Award-winning stage performer Mary Beth Peil also enjoyed regular work as a character actress on television and the occasional film, most notably as Michelle Williams's grandmother on "Dawson's Creek" (The WB, 1998-2003) and Julianna Margulies's scheming mother-in-law on "The Good Wife" (CBS, 2009- ). Initially trained as an opera singer, Peil moved into musical theater and drama in the 1980s, eventually winning an Obie in 1994 for a trio of non-musical plays, including Paul Rudnick's "The Naked Truth." Though less prolific in film and on television, Peil worked frequently in small but showy parts for over a decade, with the "Dawson's" and "Good Wife" roles serving as her most widely seen screen efforts. By the 2000s, Peil's work on television and stage afforded her a degree of stardom that was reflected in her participation in major Broadway productions of "Nine" and "Follies," all of which underscored her status as an enduring talent in both mediums. <p>Born June 25, 1940 in Davenport, Iowa, Mary Beth Peil began her career as an opera singer. She trained at Northwestern University before winning the prestigious Young Concert Artists International Auditions and the Metropolitan Opera National Council Auditions. These led to roles with the Met's national company and the New York City Opera. In 1983, she was offered the role of Kate in a 1983 regional production of "Kiss Me, Kate," which prompted her to shift her interest to acting. Peil soon divided her time between dramatic theater and musicals, most notably in a 1983 national tour of "The King and I" with Yul Brynner. The production eventually moved to Broadway, where Peil earned a Tony Award nomination. From there Peil moved into television, making her screen debut in the little-seen comedy "Jersey Girl" (1992). More bit parts in features and television followed while her stage career blossomed with an Obie Award for her performance in three 1994 plays, "The Naked Truth," "Missing Persons" and "A Cheever Evening." </p><p>In 1997, Peil landed her breakout television role as "Grams" Ryan, the flinty grandmother to Michelle Williams's Jen Lindley on "Dawson's Creek." Peil was the only performer aside from the show's three leads to be credited as a regular during the teen drama's network run. The exposure afforded by "Dawson's" led to larger and more substantive turns on television, including the actress Edith Luckett, who was Nancy Reagan's mother, in the controversial miniseries "The Reagans" (CBS, 2003). Her stage work also flourished with major roles in revivals of "Sweeney Todd" at the Kennedy Center in 2002 and Antonio Banderas' mother in a Broadway production of "Nine" the following year. In 2009, Peil won the plum role of Jackie Florrick, the meddlesome mother of philandering governor Peter Florrick (Chris Noth) on "The Good Wife." She balanced her recurring appearances on the program with Broadways runs in "Women on the Verge of a Nervous Breakdown" in 2010 and "Follies" in 2011. </p>

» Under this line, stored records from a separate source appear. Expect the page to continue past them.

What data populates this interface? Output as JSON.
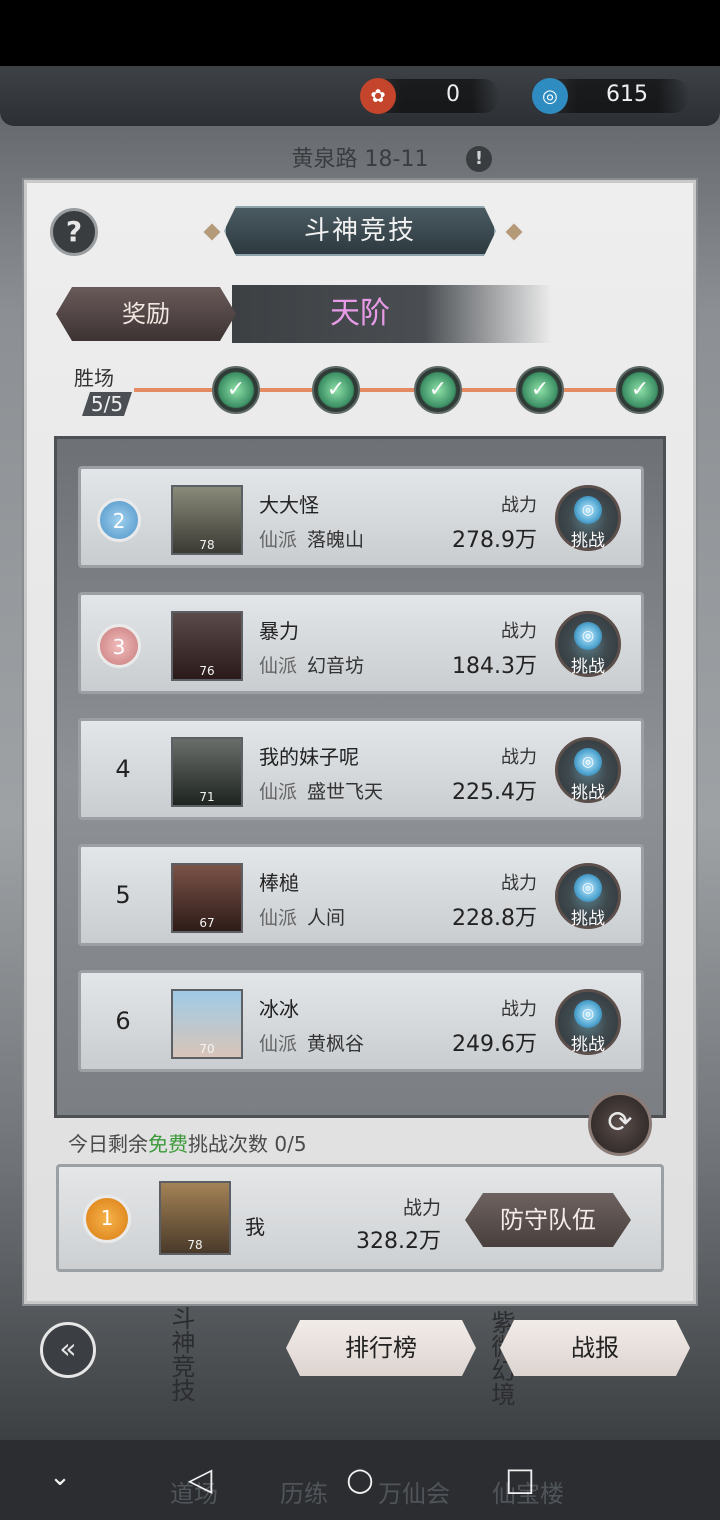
{
  "header": {
    "currency_a": {
      "icon": "red-token-icon",
      "value": "0",
      "color": "#d2553a"
    },
    "currency_b": {
      "icon": "blue-spirit-icon",
      "value": "615",
      "color": "#3aa2d6"
    },
    "stage": "黄泉路 18-11"
  },
  "panel": {
    "help": "?",
    "title": "斗神竞技",
    "reward_tab": "奖励",
    "rank_tier": "天阶",
    "wins_label": "胜场",
    "wins_count": "5/5",
    "win_nodes": 5
  },
  "opponents": [
    {
      "rank": "2",
      "rank_style": "badge-blue",
      "name": "大大怪",
      "sect_label": "仙派",
      "sect": "落魄山",
      "level": "78",
      "power_label": "战力",
      "power": "278.9万",
      "action": "挑战"
    },
    {
      "rank": "3",
      "rank_style": "badge-red",
      "name": "暴力",
      "sect_label": "仙派",
      "sect": "幻音坊",
      "level": "76",
      "power_label": "战力",
      "power": "184.3万",
      "action": "挑战"
    },
    {
      "rank": "4",
      "rank_style": "plain",
      "name": "我的妹子呢",
      "sect_label": "仙派",
      "sect": "盛世飞天",
      "level": "71",
      "power_label": "战力",
      "power": "225.4万",
      "action": "挑战"
    },
    {
      "rank": "5",
      "rank_style": "plain",
      "name": "棒槌",
      "sect_label": "仙派",
      "sect": "人间",
      "level": "67",
      "power_label": "战力",
      "power": "228.8万",
      "action": "挑战"
    },
    {
      "rank": "6",
      "rank_style": "plain",
      "name": "冰冰",
      "sect_label": "仙派",
      "sect": "黄枫谷",
      "level": "70",
      "power_label": "战力",
      "power": "249.6万",
      "action": "挑战"
    }
  ],
  "free_attempts": {
    "prefix": "今日剩余",
    "free": "免费",
    "suffix": "挑战次数 0/5"
  },
  "me": {
    "rank": "1",
    "name": "我",
    "level": "78",
    "power_label": "战力",
    "power": "328.2万",
    "defense_button": "防守队伍"
  },
  "bottom": {
    "leaderboard": "排行榜",
    "battle_report": "战报",
    "vertical_left": "斗神竞技",
    "vertical_right": "紫微幻境"
  },
  "tabs": [
    "道场",
    "历练",
    "万仙会",
    "仙宝楼"
  ],
  "system_nav": [
    "back-icon",
    "home-icon",
    "recents-icon",
    "collapse-icon"
  ]
}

Was the last of 12 actresses to play Anna, opposite Yul Brynner, in various film, television and stage versions of "The King and I."
Left opera to become an actress at the age of 43.
Performed with the New York City Opera and New York Philharmonic, among others.